Ministers in the UK have insisted the business of government will carry on after Boris Johnson was admitted to intensive care following a worsening of his coronavirus symptoms.

The British Prime Minister was transferred to the intensive care unit at St Thomas’ Hospital last night as what was said to be a “precaution” in case he needed to be put on a ventilator.

The senior British Cabinet minister Michael Gove said that he had received “oxygen support” but was not on a ventilator.

“He is kept, of course, under close supervision, ” he told LBC radio.

“By being in intensive care if there is further support he needs it is there at hand.

“But the Prime Minister has not been on a ventilator.”

In Mr Johnson’s absence, Dominic Raab, the UK's Foreign Secretary and First Secretary of State, is standing in for him “where necessary”.

The deterioration in the Prime Minister’s condition comes at a critical moment in the coronavirus crisis, the epidemic is expected to reach its peak in the UK in the coming days.

<figcaption class='imgFCap'>Foreign Secretary Dominic Raab will deputise for Mr Johnson when necessary (Dominic Lipinski/PA)</figcaption>
Foreign Secretary Dominic Raab will deputise for Mr Johnson when necessary (Dominic Lipinski/PA)

There was a palpable sense shock at Westminster and beyond at the speed of his apparent decline following his admission to hospital on Sunday.

Downing Street said at the time the move was a “precautionary step” as his symptoms of a cough and high temperature were continuing to persist after 10 days in self-isolation.

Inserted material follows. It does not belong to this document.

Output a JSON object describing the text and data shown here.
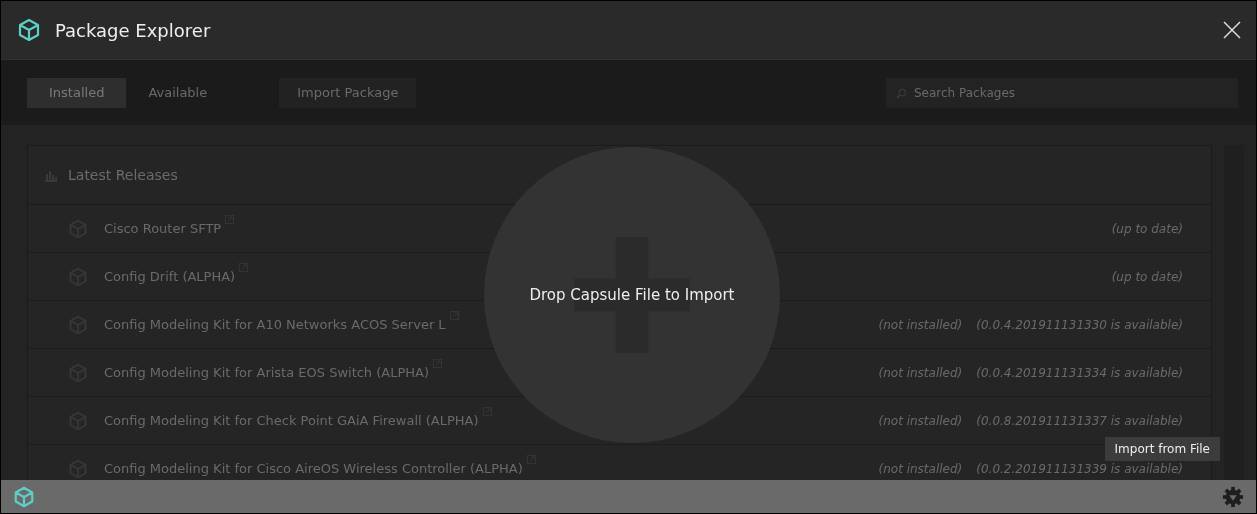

Initially he was said to have been continuing to work from his hospital bed and that he was receiving his ministerial red boxes.

But by 7pm yesterday the decision was made to transfer him to intensive care so that a ventilator was close at hand if required.

The Cabinet was informed shortly afterwards and the move was made public in an announcement by No 10 shortly after 8pm.

Mr Gove said that he was receiving the “very, very best care” and insisted that the government machine was continuing to function.

“We’re all working together to implement the plan the Prime Minister set out in order to try to ensure that we can marshal all the resources of government, indeed all the resources of our country, in the fight against this invisible enemy,” he told BBC Breakfast.

“The work of government goes on.

“We have a superb civil service and they have ensured that the machinery is there for decisions to be made by ministers, by medical and scientific experts and for those decisions to be followed through in a way which enables us to help those at the frontline.”